Piwai Chikasha and Takudzwa Chipadza are engineers by training, development professionals at heart who won the ILO’s Green enterPRIZE in Zimbabwe
We thought: We’re aeronautical engineers, what can we do?” Piwai said. “We want to create solutions not only for Zimbabwe, but for Africa.
Though both from Zimbabwe, they started as strangers at an aeronautical engineering college in Ukraine. There, Piwai and Takudzwa developed a mutual interest in development, as well as a friendship, which quickly turned into a business partnership.
After graduating and moving back to their home country, they started toying with different project ideas in earnest. No idea was off the table.
We always had this idea of transferring all the knowledge we gained in Europe back to Zimbabwe.
They decided that the agricultural industry, with its ubiquitous, polluting diesel-powered tractors, was a valuable starting point. After extensive research and a thorough market analysis, Piwai and Takudzwa co-founded their smart agriculture and engineering company, Alley Capital Group. It primarily provides crop-spraying services for farmers via drone.
Their battery-powered drones are nearly twice as efficient and eliminate the need for diesel fuel. The technology improves the quality of the crops, decreases environmental harm, and allows farmers to work more quickly and efficiently.

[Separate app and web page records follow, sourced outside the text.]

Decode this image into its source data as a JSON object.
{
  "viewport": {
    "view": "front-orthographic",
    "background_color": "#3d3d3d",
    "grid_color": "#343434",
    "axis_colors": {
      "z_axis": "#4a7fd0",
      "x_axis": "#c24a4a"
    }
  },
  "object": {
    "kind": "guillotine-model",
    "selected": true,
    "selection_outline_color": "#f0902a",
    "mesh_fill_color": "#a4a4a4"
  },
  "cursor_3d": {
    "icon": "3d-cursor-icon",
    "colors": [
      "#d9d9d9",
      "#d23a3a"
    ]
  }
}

In Zimbabwe, going green is not really something we talk about,” Piwai said. “But we can contribute, no matter how small.
They found out about the ILO’s Green enterPRIZE competition through their connections with the SME Association of Zimbabwe. They are the first-prize winners in the “best young entrepreneurs” category.
Green enterPRIZE is a business competition created by the ILO and implemented with the help of local business development service providers. In its first year, it has helped Zimbabwean entrepreneurs strengthen their green and growth-oriented businesses.
Small- and medium-sized business owners benefit from either financial or capacity-building services. First-prize winners gain access to both.
Piwai and Takudzwa won $5,000 and 12 months of business development services for Alley Capital Group.
It was exciting to win,” Piwai recalled. “I keep playing it over in my head. It was a dream come true.
As primarily technical workers, both felt inspired by meeting the other entrepreneurs participating in the competition at training sessions and the final awards ceremony.
“It’s opened up avenues for business collaborations and synergies,” Takudzwa said. “Something greener is going to come out of those interactions.”
The pair is enthusiastic about developing larger drone systems for bigger farms. They have already established relationships with the Ministry of Agriculture, the farmer’s union of Zimbabwe, and a local agricultural college.
Sustainability is one of Alley Capital Group’s top priorities, in both its environmental and social dimensions.
“We’re always studying how we can extend the product, how we can dispose of it in a greener way,” Piwai said. “We’re looking at all aspects of our operations.”
They are also conscious of their business’s impact on local communities.
“We are concerned about the job loss aspect,” Piwai said. “That’s why we want to involve the people that are already involved.”
Piwai and Takudzwa plan to train local workers to operate the equipment, work with colleges to explore adapting courses of study, and enter social partnerships. They’re also looking to their country’s past to innovate for its future.
If we were to really go on the ground and find out how African farmers were protecting their chemicals several years ago, I’m sure there’s a significant opportunity to come up with something that is more traditional, more organic.